[SUPPLIED INFORMATION — start]

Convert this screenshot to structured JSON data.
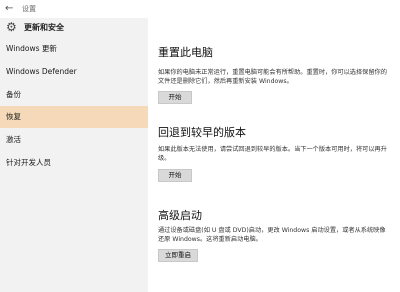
{
  "titlebar": {
    "back_glyph": "←",
    "title": "设置"
  },
  "sidebar": {
    "header": {
      "icon": "gear-icon",
      "icon_glyph": "⚙",
      "label": "更新和安全"
    },
    "items": [
      {
        "label": "Windows 更新",
        "active": false
      },
      {
        "label": "Windows Defender",
        "active": false
      },
      {
        "label": "备份",
        "active": false
      },
      {
        "label": "恢复",
        "active": true
      },
      {
        "label": "激活",
        "active": false
      },
      {
        "label": "针对开发人员",
        "active": false
      }
    ]
  },
  "main": {
    "sections": [
      {
        "title": "重置此电脑",
        "desc": "如果你的电脑未正常运行，重置电脑可能会有所帮助。重置时，你可以选择保留你的文件还是删除它们，然后再重新安装 Windows。",
        "button": "开始"
      },
      {
        "title": "回退到较早的版本",
        "desc": "如果此版本无法使用，请尝试回退到较早的版本。当下一个版本可用时，将可以再升级。",
        "button": "开始"
      },
      {
        "title": "高级启动",
        "desc": "通过设备或磁盘(如 U 盘或 DVD)启动，更改 Windows 启动设置，或者从系统映像还原 Windows。这将重新启动电脑。",
        "button": "立即重启"
      }
    ]
  },
  "colors": {
    "active_item": "#f5d9b8",
    "sidebar_bg": "#f2f2f2",
    "button_bg": "#d9d9d9"
  }
}
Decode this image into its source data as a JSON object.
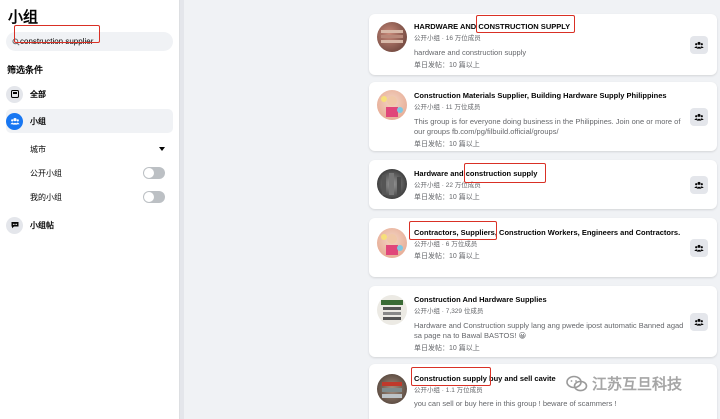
{
  "sidebar": {
    "title": "小组",
    "search": {
      "value": "construction supplier",
      "placeholder": "搜索小组"
    },
    "filters_title": "筛选条件",
    "nav": {
      "all": "全部",
      "groups": "小组",
      "posts": "小组帖"
    },
    "sub": {
      "city": "城市",
      "public": "公开小组",
      "mine": "我的小组"
    }
  },
  "results": [
    {
      "title_pre": "HARDWARE AND ",
      "title_hl": "CONSTRUCTION SUPPLY",
      "title_post": "",
      "meta": "公开小组 · 16 万位成员",
      "desc": "hardware and construction supply",
      "posts": "单日发帖：10 篇以上"
    },
    {
      "title_pre": "Construction Materials Supplier, Building Hardware Supply Philippines",
      "title_hl": "",
      "title_post": "",
      "meta": "公开小组 · 11 万位成员",
      "desc": "This group is for everyone doing business in the Philippines. Join one or more of our groups fb.com/pg/filbuild.official/groups/",
      "posts": "单日发帖：10 篇以上"
    },
    {
      "title_pre": "Hardware and ",
      "title_hl": "construction supply",
      "title_post": "",
      "meta": "公开小组 · 22 万位成员",
      "desc": "",
      "posts": "单日发帖：10 篇以上"
    },
    {
      "title_pre": "",
      "title_hl": "Contractors, Suppliers",
      "title_post": ", Construction Workers, Engineers and Contractors.",
      "meta": "公开小组 · 6 万位成员",
      "desc": "",
      "posts": "单日发帖：10 篇以上"
    },
    {
      "title_pre": "Construction And Hardware Supplies",
      "title_hl": "",
      "title_post": "",
      "meta": "公开小组 · 7,329 位成员",
      "desc": "Hardware and Construction supply lang ang pwede ipost automatic Banned agad sa page na to Bawal BASTOS! 😀",
      "posts": "单日发帖：10 篇以上"
    },
    {
      "title_pre": "",
      "title_hl": "Construction supply",
      "title_post": " buy and sell cavite",
      "meta": "公开小组 · 1.1 万位成员",
      "desc": "you can sell or buy here in this group ! beware of scammers !",
      "posts": "单日发帖：10 篇以上"
    }
  ],
  "watermark": "江苏互旦科技",
  "colors": {
    "accent": "#1877f2",
    "highlight": "#d93025",
    "muted": "#65676b"
  }
}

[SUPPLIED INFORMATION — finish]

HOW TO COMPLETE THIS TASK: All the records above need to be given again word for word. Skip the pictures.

SOLUTION TO THIS TASK:
Convert this screenshot to structured JSON data.
{
  "titlebar": {
    "back_glyph": "←",
    "title": "设置"
  },
  "sidebar": {
    "header": {
      "icon": "gear-icon",
      "icon_glyph": "⚙",
      "label": "更新和安全"
    },
    "items": [
      {
        "label": "Windows 更新",
        "active": false
      },
      {
        "label": "Windows Defender",
        "active": false
      },
      {
        "label": "备份",
        "active": false
      },
      {
        "label": "恢复",
        "active": true
      },
      {
        "label": "激活",
        "active": false
      },
      {
        "label": "针对开发人员",
        "active": false
      }
    ]
  },
  "main": {
    "sections": [
      {
        "title": "重置此电脑",
        "desc": "如果你的电脑未正常运行，重置电脑可能会有所帮助。重置时，你可以选择保留你的文件还是删除它们，然后再重新安装 Windows。",
        "button": "开始"
      },
      {
        "title": "回退到较早的版本",
        "desc": "如果此版本无法使用，请尝试回退到较早的版本。当下一个版本可用时，将可以再升级。",
        "button": "开始"
      },
      {
        "title": "高级启动",
        "desc": "通过设备或磁盘(如 U 盘或 DVD)启动，更改 Windows 启动设置，或者从系统映像还原 Windows。这将重新启动电脑。",
        "button": "立即重启"
      }
    ]
  },
  "colors": {
    "active_item": "#f5d9b8",
    "sidebar_bg": "#f2f2f2",
    "button_bg": "#d9d9d9"
  }
}
Decode this image into its source data as a JSON object.
{
  "sidebar": {
    "title": "小组",
    "search": {
      "value": "construction supplier",
      "placeholder": "搜索小组"
    },
    "filters_title": "筛选条件",
    "nav": {
      "all": "全部",
      "groups": "小组",
      "posts": "小组帖"
    },
    "sub": {
      "city": "城市",
      "public": "公开小组",
      "mine": "我的小组"
    }
  },
  "results": [
    {
      "title_pre": "HARDWARE AND ",
      "title_hl": "CONSTRUCTION SUPPLY",
      "title_post": "",
      "meta": "公开小组 · 16 万位成员",
      "desc": "hardware and construction supply",
      "posts": "单日发帖：10 篇以上"
    },
    {
      "title_pre": "Construction Materials Supplier, Building Hardware Supply Philippines",
      "title_hl": "",
      "title_post": "",
      "meta": "公开小组 · 11 万位成员",
      "desc": "This group is for everyone doing business in the Philippines. Join one or more of our groups fb.com/pg/filbuild.official/groups/",
      "posts": "单日发帖：10 篇以上"
    },
    {
      "title_pre": "Hardware and ",
      "title_hl": "construction supply",
      "title_post": "",
      "meta": "公开小组 · 22 万位成员",
      "desc": "",
      "posts": "单日发帖：10 篇以上"
    },
    {
      "title_pre": "",
      "title_hl": "Contractors, Suppliers",
      "title_post": ", Construction Workers, Engineers and Contractors.",
      "meta": "公开小组 · 6 万位成员",
      "desc": "",
      "posts": "单日发帖：10 篇以上"
    },
    {
      "title_pre": "Construction And Hardware Supplies",
      "title_hl": "",
      "title_post": "",
      "meta": "公开小组 · 7,329 位成员",
      "desc": "Hardware and Construction supply lang ang pwede ipost automatic Banned agad sa page na to Bawal BASTOS! 😀",
      "posts": "单日发帖：10 篇以上"
    },
    {
      "title_pre": "",
      "title_hl": "Construction supply",
      "title_post": " buy and sell cavite",
      "meta": "公开小组 · 1.1 万位成员",
      "desc": "you can sell or buy here in this group ! beware of scammers !",
      "posts": "单日发帖：10 篇以上"
    }
  ],
  "watermark": "江苏互旦科技",
  "colors": {
    "accent": "#1877f2",
    "highlight": "#d93025",
    "muted": "#65676b"
  }
}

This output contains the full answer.